No, I wouldn’t say that. I don’t know the situation of the said time. A court stopped the election, another said continue. General Babangida was not the only one there; there also was the Armed Forces Ruling Council. Then-President must have been under pressure from his military colleagues. They could have removed him if majority of the members of the AFRC wanted the election annulled and he refused to do so. They could have removed him.
You made a statement that during your time, you were called FEDECO but you were independent. Do you mean to say that the current INEC is not independent as such?
No. In 2015, I know Prof. Attahiru Jega was the Chairman, and INEC was free and independent. The present Chairman too, Prof. Mahmood Yakubu, I know him; he was a professor at the Nigerian Defence Academy, NDA. We both write books. I used to meet him. He is somebody you cannot twist. So, he too is independent. I think at that level they are independent but whatever you do at the headquarters, what about what happens at the grassroots level? Things may be different at the grassroots level and that is where they elect and that is the place this election is taking place. So, I think the immediate past INEC Chairman, Prof. Attahiru Jega, and the incumbent, Prof. Yakubu, I know them, they are very strong-willed people, nobody can dictate to them. At that level, it is free and fair. And I have written quite a number of books on free and fair elections. I have been following them.

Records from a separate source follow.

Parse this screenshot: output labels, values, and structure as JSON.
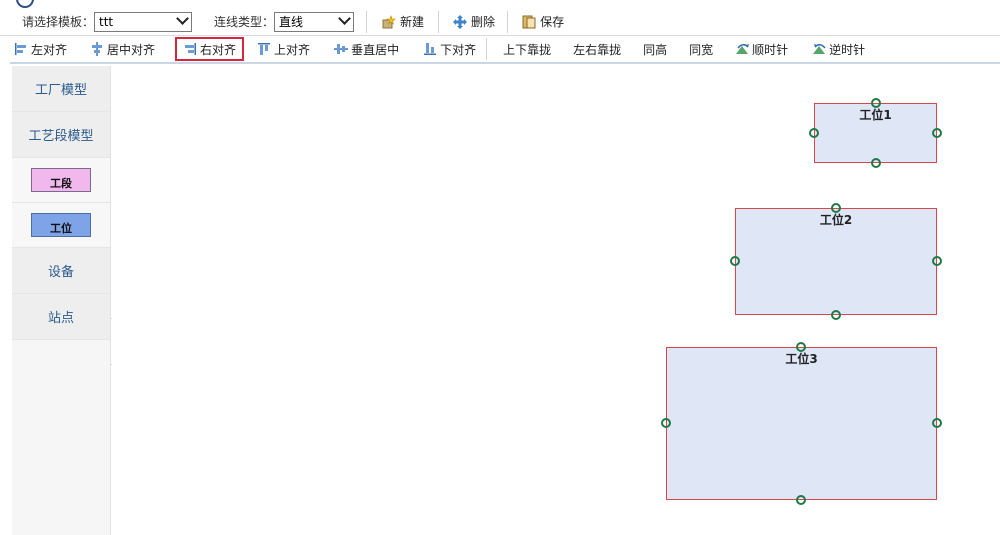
{
  "toolbar1": {
    "template_label": "请选择模板：",
    "template_value": "ttt",
    "line_type_label": "连线类型：",
    "line_type_value": "直线",
    "new_label": "新建",
    "delete_label": "删除",
    "save_label": "保存"
  },
  "toolbar2": {
    "align_left": "左对齐",
    "align_center": "居中对齐",
    "align_right": "右对齐",
    "align_top": "上对齐",
    "align_vcenter": "垂直居中",
    "align_bottom": "下对齐",
    "dock_vertical": "上下靠拢",
    "dock_horizontal": "左右靠拢",
    "same_height": "同高",
    "same_width": "同宽",
    "rotate_cw": "顺时针",
    "rotate_ccw": "逆时针"
  },
  "sidebar": {
    "factory_model": "工厂模型",
    "process_model": "工艺段模型",
    "section_shape": "工段",
    "station_shape": "工位",
    "equipment": "设备",
    "site": "站点"
  },
  "canvas": {
    "nodes": [
      {
        "label": "工位1"
      },
      {
        "label": "工位2"
      },
      {
        "label": "工位3"
      }
    ]
  },
  "colors": {
    "node_fill": "#dfe6f6",
    "node_border": "#d9474e",
    "anchor": "#1e7a45",
    "section_fill": "#f0b8ec",
    "station_fill": "#7ea3e6",
    "active_border": "#d3283d"
  }
}
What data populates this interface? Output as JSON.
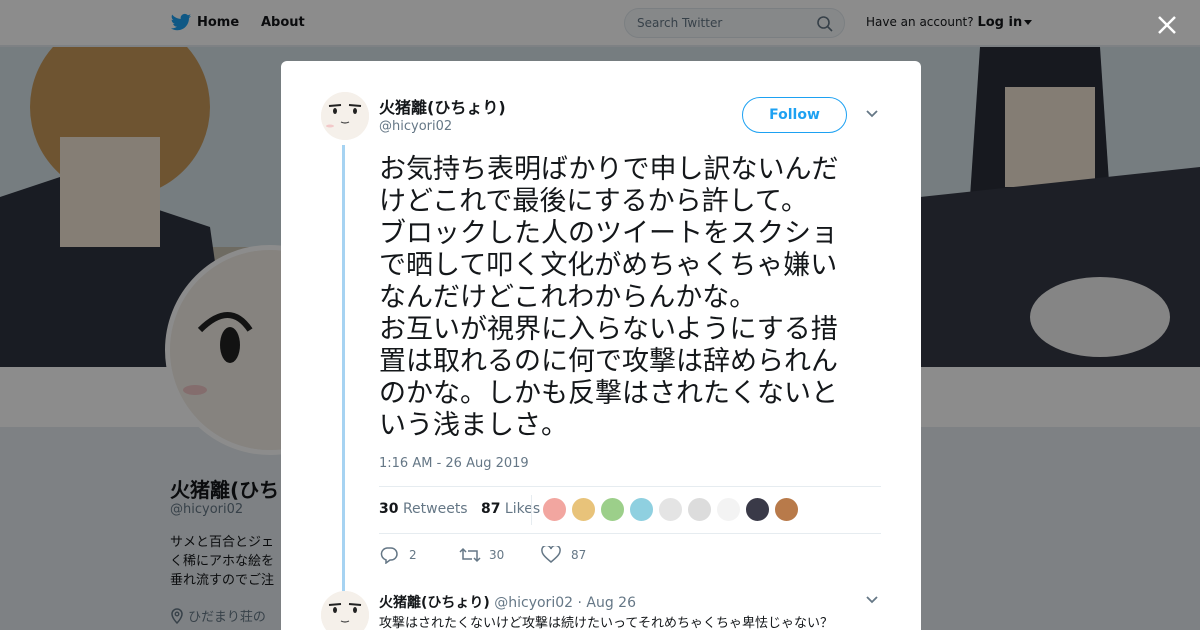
{
  "nav": {
    "home_label": "Home",
    "about_label": "About",
    "search_placeholder": "Search Twitter",
    "account_prompt": "Have an account?",
    "login_label": "Log in"
  },
  "profile": {
    "name": "火猪離(ひち",
    "handle": "@hicyori02",
    "bio_lines": [
      "サメと百合とジェ",
      "く稀にアホな絵を",
      "垂れ流すのでご注"
    ],
    "location": "ひだまり荘の"
  },
  "tweet": {
    "author_name": "火猪離(ひちょり)",
    "author_handle": "@hicyori02",
    "follow_label": "Follow",
    "text": "お気持ち表明ばかりで申し訳ないんだけどこれで最後にするから許して。\nブロックした人のツイートをスクショで晒して叩く文化がめちゃくちゃ嫌いなんだけどこれわからんかな。\nお互いが視界に入らないようにする措置は取れるのに何で攻撃は辞められんのかな。しかも反撃はされたくないという浅ましさ。",
    "timestamp": "1:16 AM - 26 Aug 2019",
    "retweets_count": "30",
    "retweets_label": "Retweets",
    "likes_count": "87",
    "likes_label": "Likes",
    "reply_action_count": "2",
    "retweet_action_count": "30",
    "like_action_count": "87",
    "liker_colors": [
      "#f2a6a0",
      "#e8c37a",
      "#9ccf8a",
      "#8fd0e0",
      "#e4e4e4",
      "#dcdcdc",
      "#f3f3f3",
      "#3a3a48",
      "#b87a4a"
    ]
  },
  "reply": {
    "author_name": "火猪離(ひちょり)",
    "author_handle": "@hicyori02",
    "date": "· Aug 26",
    "text": "攻撃はされたくないけど攻撃は続けたいってそれめちゃくちゃ卑怯じゃない？"
  }
}
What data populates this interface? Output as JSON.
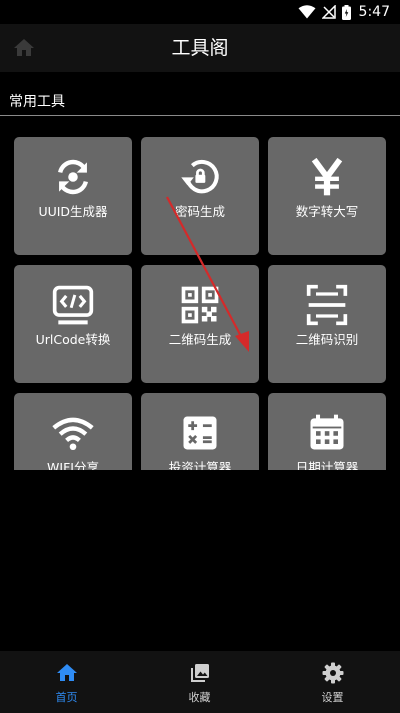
{
  "status_bar": {
    "time": "5:47"
  },
  "app_bar": {
    "title": "工具阁"
  },
  "section": {
    "title": "常用工具"
  },
  "tools": [
    {
      "label": "UUID生成器",
      "icon": "refresh-icon"
    },
    {
      "label": "密码生成",
      "icon": "lock-reset-icon"
    },
    {
      "label": "数字转大写",
      "icon": "yen-icon"
    },
    {
      "label": "UrlCode转换",
      "icon": "code-window-icon"
    },
    {
      "label": "二维码生成",
      "icon": "qr-code-icon"
    },
    {
      "label": "二维码识别",
      "icon": "scan-icon"
    },
    {
      "label": "WIFI分享",
      "icon": "wifi-icon"
    },
    {
      "label": "投资计算器",
      "icon": "calculator-icon"
    },
    {
      "label": "日期计算器",
      "icon": "calendar-icon"
    }
  ],
  "bottom_nav": [
    {
      "label": "首页",
      "icon": "home-icon",
      "active": true
    },
    {
      "label": "收藏",
      "icon": "image-icon",
      "active": false
    },
    {
      "label": "设置",
      "icon": "gear-icon",
      "active": false
    }
  ],
  "colors": {
    "accent": "#2f8cf4",
    "background": "#000000",
    "tile": "#686868",
    "nav_inactive": "#cfcfcf",
    "annotation_arrow": "#d42a2a"
  }
}
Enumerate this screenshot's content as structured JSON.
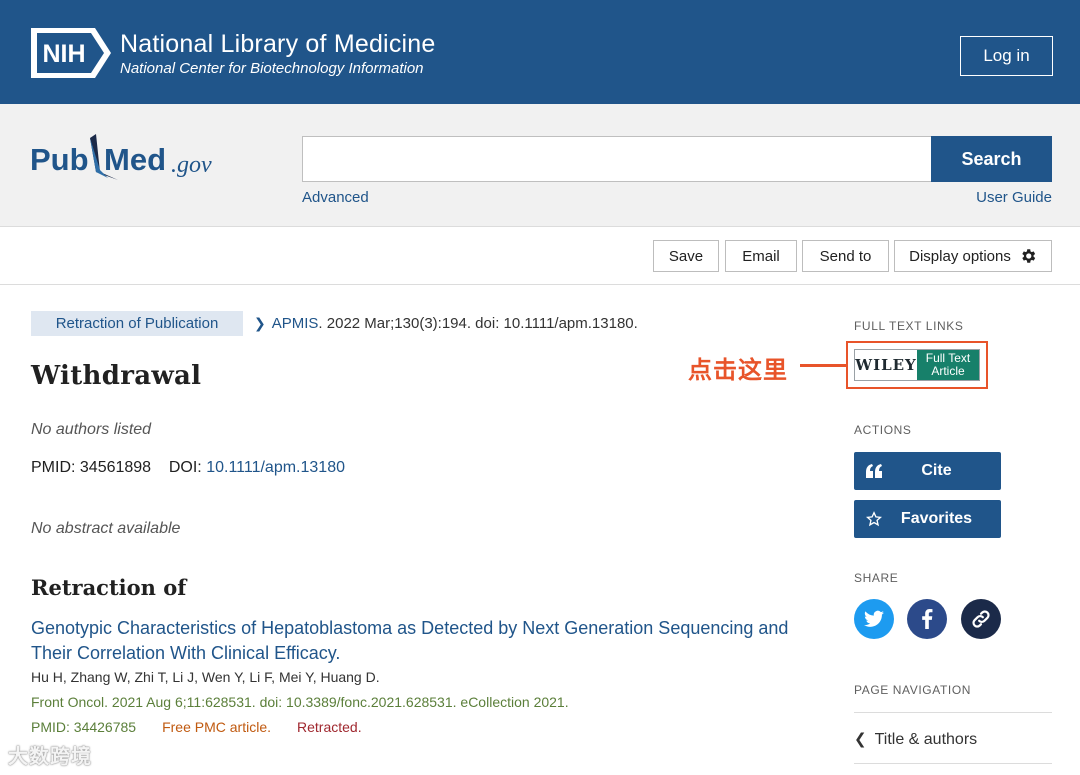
{
  "header": {
    "nih_abbrev": "NIH",
    "title": "National Library of Medicine",
    "subtitle": "National Center for Biotechnology Information",
    "login_label": "Log in"
  },
  "search": {
    "logo_pub": "Pub",
    "logo_med": "Med",
    "logo_gov": ".gov",
    "value": "",
    "button_label": "Search",
    "advanced_label": "Advanced",
    "user_guide_label": "User Guide"
  },
  "toolbar": {
    "save_label": "Save",
    "email_label": "Email",
    "send_to_label": "Send to",
    "display_options_label": "Display options"
  },
  "article": {
    "tag": "Retraction of Publication",
    "journal": "APMIS",
    "citation_rest": ". 2022 Mar;130(3):194. doi: 10.1111/apm.13180.",
    "title": "Withdrawal",
    "authors": "No authors listed",
    "pmid_text": "PMID: 34561898",
    "doi_label": "DOI:",
    "doi_value": "10.1111/apm.13180",
    "abstract": "No abstract available"
  },
  "retraction_of": {
    "heading": "Retraction of",
    "title": "Genotypic Characteristics of Hepatoblastoma as Detected by Next Generation Sequencing and Their Correlation With Clinical Efficacy.",
    "authors": "Hu H, Zhang W, Zhi T, Li J, Wen Y, Li F, Mei Y, Huang D.",
    "citation": "Front Oncol. 2021 Aug 6;11:628531. doi: 10.3389/fonc.2021.628531. eCollection 2021.",
    "pmid": "PMID: 34426785",
    "free_pmc": "Free PMC article.",
    "retracted": "Retracted."
  },
  "sidebar": {
    "full_text_links_label": "FULL TEXT LINKS",
    "wiley_word": "WILEY",
    "wiley_full_text": "Full Text",
    "wiley_article": "Article",
    "annotation": "点击这里",
    "actions_label": "ACTIONS",
    "cite_label": "Cite",
    "favorites_label": "Favorites",
    "share_label": "SHARE",
    "page_navigation_label": "PAGE NAVIGATION",
    "nav_title_authors": "Title & authors"
  },
  "colors": {
    "brand_blue": "#20558a",
    "annotation_orange": "#e8542a",
    "wiley_green": "#17806a",
    "twitter": "#1d9bf0",
    "facebook": "#2c4a8a",
    "link_share": "#1b2a49"
  },
  "watermark": "大数跨境"
}
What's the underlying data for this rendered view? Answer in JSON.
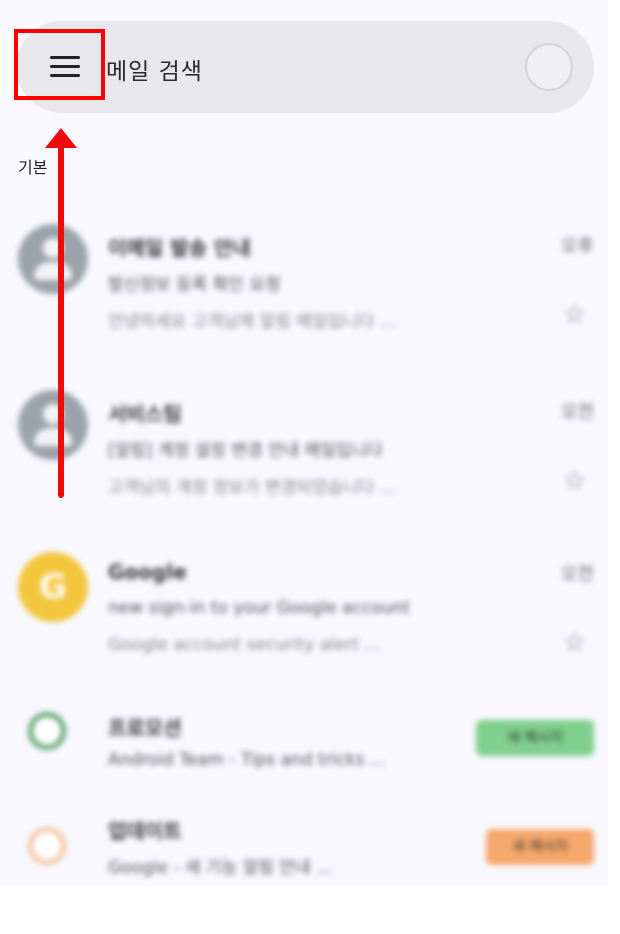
{
  "search": {
    "placeholder": "메일 검색"
  },
  "section": {
    "label": "기본"
  },
  "emails": [
    {
      "sender": "이메일 발송 안내",
      "subject": "발신정보 등록 확인 요청",
      "snippet": "안녕하세요 고객님께 알림 메일입니다 ...",
      "time": "오후"
    },
    {
      "sender": "서비스팀",
      "subject": "[알림] 계정 설정 변경 안내 메일입니다",
      "snippet": "고객님의 계정 정보가 변경되었습니다 ...",
      "time": "오전"
    },
    {
      "sender": "Google",
      "subject": "new sign-in to your Google account",
      "snippet": "Google account security alert ...",
      "time": "오전"
    },
    {
      "sender": "프로모션",
      "subject": "Android Team - Tips and tricks ...",
      "tag": "새 메시지"
    },
    {
      "sender": "업데이트",
      "subject": "Google - 새 기능 알림 안내 ...",
      "tag": "새 메시지"
    }
  ],
  "colors": {
    "highlight": "#ff0000",
    "arrow": "#ee0b0b",
    "google_avatar": "#f3c53c",
    "tag_green": "#7fcf8d",
    "tag_orange": "#f6a76b"
  },
  "icons": [
    "menu-icon",
    "account-icon",
    "star-icon",
    "arrow-up-icon"
  ]
}
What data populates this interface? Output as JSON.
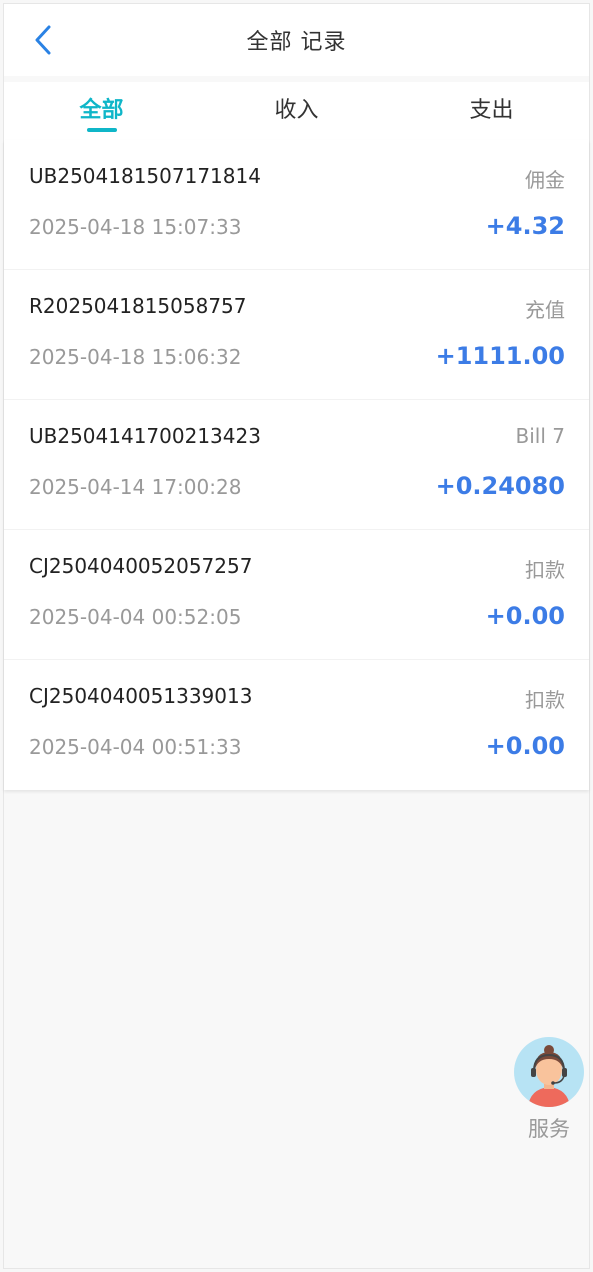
{
  "header": {
    "title": "全部 记录"
  },
  "tabs": [
    {
      "label": "全部",
      "active": true
    },
    {
      "label": "收入",
      "active": false
    },
    {
      "label": "支出",
      "active": false
    }
  ],
  "records": [
    {
      "id": "UB2504181507171814",
      "type": "佣金",
      "time": "2025-04-18 15:07:33",
      "amount": "+4.32"
    },
    {
      "id": "R2025041815058757",
      "type": "充值",
      "time": "2025-04-18 15:06:32",
      "amount": "+1111.00"
    },
    {
      "id": "UB2504141700213423",
      "type": "Bill 7",
      "time": "2025-04-14 17:00:28",
      "amount": "+0.24080"
    },
    {
      "id": "CJ2504040052057257",
      "type": "扣款",
      "time": "2025-04-04 00:52:05",
      "amount": "+0.00"
    },
    {
      "id": "CJ2504040051339013",
      "type": "扣款",
      "time": "2025-04-04 00:51:33",
      "amount": "+0.00"
    }
  ],
  "service": {
    "label": "服务",
    "icon": "customer-service-icon"
  },
  "colors": {
    "accent": "#0fb6c8",
    "amount": "#3c7ce6",
    "back": "#2a82e4"
  }
}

There are calls from some quarters for the adoption of e-voting system by 2023 in Nigeria. Do you agree?
After we conducted our elections in 1979 and in some of my writings, I recommended electronic voting (e-voting) or by machine. You will just go and the machine will record your vote. I recommended this for so many years and I still believe it is still good for Nigeria to conduct election using electronic voting machine. But at one time the National Assembly in the Electoral Law said this one is prohibited. But I think later on, it was amended so that INEC can use it. But so far they have not. So many political parties, 91, and 71 presidential candidates; during our time, there were only five. But it is good if INEC can manage the large number. The problem will be power failure or some people will sell the machine or vandalize it. Even the card reader, some people said it will not work. Whatever you do, people who lose election would say it is rigged. If Abiola had been elected President, the same Nigerians that are supporting him would have said SDP (Abiola and Vice Presidential Candidate Kingibe) rigged the election especially when both of them were Muslims. They would say how can Muslim-Muslim ticket win election? But Abiola did not win and that’s why they are saying it was the best election. But that is their view and not my view.